…sufficient information to allow the other to understand its position and make informed decisions about settlement and how to proceed.
Parties can agree to dispense with the need to comply with the Protocol (paragraph 2).
The requirements for a letter of claim and a letter of response have been amended so as to encourage brevity. A letter of claim should now contain a brief summary, which should be proportionate to the claim. The letter of response should also contain a brief and proportionate summary of the defendant’s position.
Expert reports are no longer required nor expected.
The timeframes for compliance have been shortened. Parties should normally meet 21 days (rather than 28 days) after the letter of response. The parties may agree to longer periods for the relevant steps, but the maximum extension for any step must not exceed 28 days.
A meeting will now only usually take place. It can take the form of an ADR process such as mediation (paragraph 9.3).
There is a new provision for the Protocol action to be concluded automatically at the completion of the pre-action meeting, or 14 days after expiry of the period within which the meeting should have taken place (paragraph 10).
Only in exceptional circumstances, such as flagrant or very significant disregard of the Protocol, will the Court impose costs consequences for non-compliance (paragraph 4).
Finally, a new protocol referee procedure has been introduced. The referees will not be judges, but will be drawn from senior members of the bar and solicitors experienced in construction and engineering disputes who will be appointed by TECBAR and TeCSA, and the procedure will be administered by TeCSA.
In conclusion, I and my colleagues at TeCSA are confident that the revised Protocol goes a long way towards addressing concerns (both perceived and in some cases real) that the protocol process frontloads the costs of litigation and thereby reduces access to justice. We are optimistic that the new protocol referee procedure can be adopted in those situations where the parties need guidance as to how to comply with the Protocol. In short, in my view the changes introduced by the revised Protocol ensure that it is fit for its purpose. So no more moans. I, for one, will only extol its virtues, going forward.

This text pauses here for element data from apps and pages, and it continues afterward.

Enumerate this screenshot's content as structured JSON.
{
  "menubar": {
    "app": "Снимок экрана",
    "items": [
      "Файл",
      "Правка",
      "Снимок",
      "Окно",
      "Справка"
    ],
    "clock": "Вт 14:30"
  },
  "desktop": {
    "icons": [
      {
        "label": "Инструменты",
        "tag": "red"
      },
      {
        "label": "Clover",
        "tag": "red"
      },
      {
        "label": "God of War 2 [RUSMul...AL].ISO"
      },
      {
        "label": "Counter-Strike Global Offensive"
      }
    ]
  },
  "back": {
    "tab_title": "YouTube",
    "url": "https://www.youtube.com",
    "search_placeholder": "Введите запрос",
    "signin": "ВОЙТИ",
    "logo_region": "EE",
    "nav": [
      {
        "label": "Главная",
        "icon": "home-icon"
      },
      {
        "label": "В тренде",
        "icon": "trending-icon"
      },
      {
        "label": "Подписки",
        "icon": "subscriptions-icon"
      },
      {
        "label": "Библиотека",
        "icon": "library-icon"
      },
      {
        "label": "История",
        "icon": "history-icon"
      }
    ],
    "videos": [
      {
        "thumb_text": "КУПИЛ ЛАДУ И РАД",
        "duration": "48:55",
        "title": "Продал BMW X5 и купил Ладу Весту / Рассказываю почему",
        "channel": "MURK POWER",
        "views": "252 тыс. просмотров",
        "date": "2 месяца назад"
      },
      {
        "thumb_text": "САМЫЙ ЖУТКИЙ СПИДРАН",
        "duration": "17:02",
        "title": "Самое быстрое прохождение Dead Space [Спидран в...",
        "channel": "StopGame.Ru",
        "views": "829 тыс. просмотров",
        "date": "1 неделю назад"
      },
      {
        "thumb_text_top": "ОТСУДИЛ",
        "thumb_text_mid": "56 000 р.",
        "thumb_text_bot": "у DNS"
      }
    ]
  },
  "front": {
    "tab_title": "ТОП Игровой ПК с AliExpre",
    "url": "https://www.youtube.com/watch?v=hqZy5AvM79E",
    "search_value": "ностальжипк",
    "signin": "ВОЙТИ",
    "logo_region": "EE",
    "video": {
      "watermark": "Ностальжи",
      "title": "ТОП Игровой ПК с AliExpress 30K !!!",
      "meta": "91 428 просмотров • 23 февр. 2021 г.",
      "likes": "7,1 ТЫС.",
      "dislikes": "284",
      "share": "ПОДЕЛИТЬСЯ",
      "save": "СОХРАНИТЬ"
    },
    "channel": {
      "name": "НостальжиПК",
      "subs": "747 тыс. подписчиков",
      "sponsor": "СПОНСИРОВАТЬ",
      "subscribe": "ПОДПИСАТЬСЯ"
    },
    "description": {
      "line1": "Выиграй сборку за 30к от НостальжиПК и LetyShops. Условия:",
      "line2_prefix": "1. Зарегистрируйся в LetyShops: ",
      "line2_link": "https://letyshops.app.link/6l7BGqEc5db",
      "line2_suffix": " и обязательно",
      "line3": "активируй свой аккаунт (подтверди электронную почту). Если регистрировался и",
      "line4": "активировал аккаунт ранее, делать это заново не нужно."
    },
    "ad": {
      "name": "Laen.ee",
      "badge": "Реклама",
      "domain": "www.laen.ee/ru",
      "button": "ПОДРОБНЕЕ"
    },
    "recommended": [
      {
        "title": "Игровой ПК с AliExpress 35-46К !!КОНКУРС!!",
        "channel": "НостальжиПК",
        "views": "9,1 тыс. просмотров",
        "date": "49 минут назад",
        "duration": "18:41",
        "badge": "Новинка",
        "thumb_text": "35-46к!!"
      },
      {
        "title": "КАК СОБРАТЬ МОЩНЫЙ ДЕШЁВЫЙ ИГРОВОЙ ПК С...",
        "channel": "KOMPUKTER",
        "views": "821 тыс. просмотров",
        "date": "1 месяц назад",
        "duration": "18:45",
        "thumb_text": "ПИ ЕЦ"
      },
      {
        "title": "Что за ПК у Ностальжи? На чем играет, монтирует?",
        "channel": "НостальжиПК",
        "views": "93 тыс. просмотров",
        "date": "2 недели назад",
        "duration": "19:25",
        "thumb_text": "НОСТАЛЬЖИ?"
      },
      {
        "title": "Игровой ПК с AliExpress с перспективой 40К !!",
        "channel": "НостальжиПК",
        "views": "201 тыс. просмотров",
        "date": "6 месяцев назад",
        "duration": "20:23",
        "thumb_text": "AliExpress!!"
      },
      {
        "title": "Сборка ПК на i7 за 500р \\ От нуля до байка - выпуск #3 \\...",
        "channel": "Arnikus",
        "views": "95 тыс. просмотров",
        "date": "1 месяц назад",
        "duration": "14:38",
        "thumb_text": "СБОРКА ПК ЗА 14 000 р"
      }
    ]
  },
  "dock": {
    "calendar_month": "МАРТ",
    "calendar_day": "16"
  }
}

This article first appeared on Practical Law Construction Blog on 9 November 2016.